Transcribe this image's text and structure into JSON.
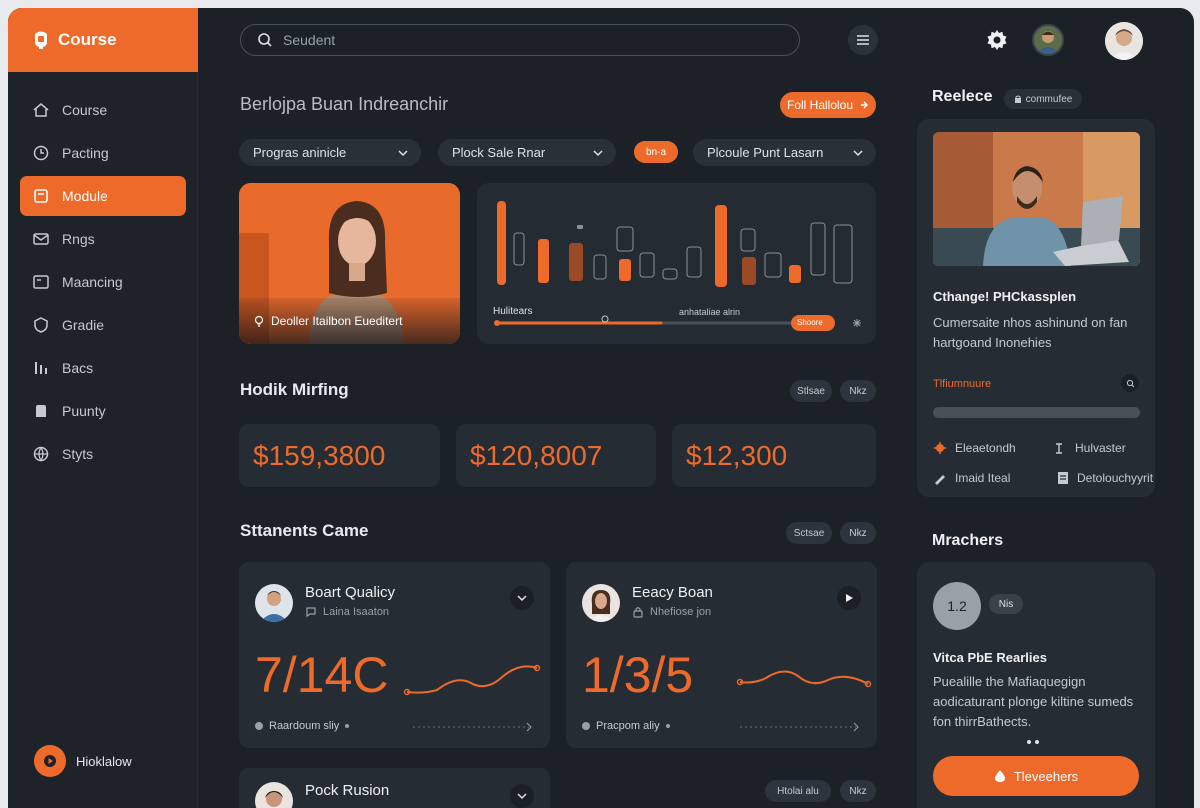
{
  "brand": {
    "name": "Course"
  },
  "sidebar": {
    "items": [
      {
        "label": "Course",
        "icon": "home-icon"
      },
      {
        "label": "Pacting",
        "icon": "clock-icon"
      },
      {
        "label": "Module",
        "icon": "folder-icon",
        "active": true
      },
      {
        "label": "Rngs",
        "icon": "mail-icon"
      },
      {
        "label": "Maancing",
        "icon": "card-icon"
      },
      {
        "label": "Gradie",
        "icon": "shield-icon"
      },
      {
        "label": "Bacs",
        "icon": "bars-icon"
      },
      {
        "label": "Puunty",
        "icon": "tag-icon"
      },
      {
        "label": "Styts",
        "icon": "globe-icon"
      }
    ],
    "footer_label": "Hioklalow"
  },
  "search": {
    "placeholder": "Seudent"
  },
  "main": {
    "title": "Berlojpa Buan Indreanchir",
    "follow_label": "Foll Hallolou",
    "filters": [
      {
        "label": "Progras aninicle"
      },
      {
        "label": "Plock Sale Rnar"
      },
      {
        "label": "Plcoule Punt Lasarn"
      }
    ],
    "filter_chip": "bn-a",
    "hero_caption": "Deoller Itailbon Eueditert",
    "chart": {
      "legend_label": "Hulitears",
      "slider_caption": "anhataliae alrin",
      "slider_button": "Shoore"
    },
    "stats_title": "Hodik Mirfing",
    "stats_pills": [
      "Stlsae",
      "Nkz"
    ],
    "stats": [
      "$159,3800",
      "$120,8007",
      "$12,300"
    ],
    "students_title": "Sttanents Came",
    "students_pills": [
      "Sctsae",
      "Nkz"
    ],
    "students": [
      {
        "name": "Boart Qualicy",
        "sub": "Laina Isaaton",
        "value": "7/14C",
        "footer": "Raardoum sliy"
      },
      {
        "name": "Eeacy Boan",
        "sub": "Nhefiose jon",
        "value": "1/3/5",
        "footer": "Pracpom aliy"
      }
    ],
    "peek_student": "Pock Rusion",
    "peek_pills": [
      "Htolai alu",
      "Nkz"
    ]
  },
  "right": {
    "title": "Reelece",
    "chip": "commufee",
    "card": {
      "heading": "Cthange! PHCkassplen",
      "desc": "Cumersaite nhos ashinund on fan hartgoand Inonehies",
      "label": "Tlfiumnuure",
      "meta": [
        {
          "label": "Eleaetondh",
          "icon": "flame-icon"
        },
        {
          "label": "Hulvaster",
          "icon": "hammer-icon"
        },
        {
          "label": "Imaid Iteal",
          "icon": "pen-icon"
        },
        {
          "label": "Detolouchyyrit",
          "icon": "doc-icon"
        }
      ]
    },
    "mentors_title": "Mrachers",
    "mentor": {
      "circle": "1.2",
      "chip": "Nis",
      "heading": "Vitca PbE Rearlies",
      "desc": "Puealille the Mafiaquegign aodicaturant plonge kiltine sumeds fon thirrBathects.",
      "button": "Tleveehers"
    }
  },
  "colors": {
    "accent": "#ee6a2a",
    "bg": "#1c2128",
    "card": "#262c34"
  }
}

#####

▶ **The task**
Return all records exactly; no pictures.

▶ **Answer space**
Transcribe this image's text and structure into JSON.
{
  "brand": {
    "name": "Course"
  },
  "sidebar": {
    "items": [
      {
        "label": "Course",
        "icon": "home-icon"
      },
      {
        "label": "Pacting",
        "icon": "clock-icon"
      },
      {
        "label": "Module",
        "icon": "folder-icon",
        "active": true
      },
      {
        "label": "Rngs",
        "icon": "mail-icon"
      },
      {
        "label": "Maancing",
        "icon": "card-icon"
      },
      {
        "label": "Gradie",
        "icon": "shield-icon"
      },
      {
        "label": "Bacs",
        "icon": "bars-icon"
      },
      {
        "label": "Puunty",
        "icon": "tag-icon"
      },
      {
        "label": "Styts",
        "icon": "globe-icon"
      }
    ],
    "footer_label": "Hioklalow"
  },
  "search": {
    "placeholder": "Seudent"
  },
  "main": {
    "title": "Berlojpa Buan Indreanchir",
    "follow_label": "Foll Hallolou",
    "filters": [
      {
        "label": "Progras aninicle"
      },
      {
        "label": "Plock Sale Rnar"
      },
      {
        "label": "Plcoule Punt Lasarn"
      }
    ],
    "filter_chip": "bn-a",
    "hero_caption": "Deoller Itailbon Eueditert",
    "chart": {
      "legend_label": "Hulitears",
      "slider_caption": "anhataliae alrin",
      "slider_button": "Shoore"
    },
    "stats_title": "Hodik Mirfing",
    "stats_pills": [
      "Stlsae",
      "Nkz"
    ],
    "stats": [
      "$159,3800",
      "$120,8007",
      "$12,300"
    ],
    "students_title": "Sttanents Came",
    "students_pills": [
      "Sctsae",
      "Nkz"
    ],
    "students": [
      {
        "name": "Boart Qualicy",
        "sub": "Laina Isaaton",
        "value": "7/14C",
        "footer": "Raardoum sliy"
      },
      {
        "name": "Eeacy Boan",
        "sub": "Nhefiose jon",
        "value": "1/3/5",
        "footer": "Pracpom aliy"
      }
    ],
    "peek_student": "Pock Rusion",
    "peek_pills": [
      "Htolai alu",
      "Nkz"
    ]
  },
  "right": {
    "title": "Reelece",
    "chip": "commufee",
    "card": {
      "heading": "Cthange! PHCkassplen",
      "desc": "Cumersaite nhos ashinund on fan hartgoand Inonehies",
      "label": "Tlfiumnuure",
      "meta": [
        {
          "label": "Eleaetondh",
          "icon": "flame-icon"
        },
        {
          "label": "Hulvaster",
          "icon": "hammer-icon"
        },
        {
          "label": "Imaid Iteal",
          "icon": "pen-icon"
        },
        {
          "label": "Detolouchyyrit",
          "icon": "doc-icon"
        }
      ]
    },
    "mentors_title": "Mrachers",
    "mentor": {
      "circle": "1.2",
      "chip": "Nis",
      "heading": "Vitca PbE Rearlies",
      "desc": "Puealille the Mafiaquegign aodicaturant plonge kiltine sumeds fon thirrBathects.",
      "button": "Tleveehers"
    }
  },
  "colors": {
    "accent": "#ee6a2a",
    "bg": "#1c2128",
    "card": "#262c34"
  }
}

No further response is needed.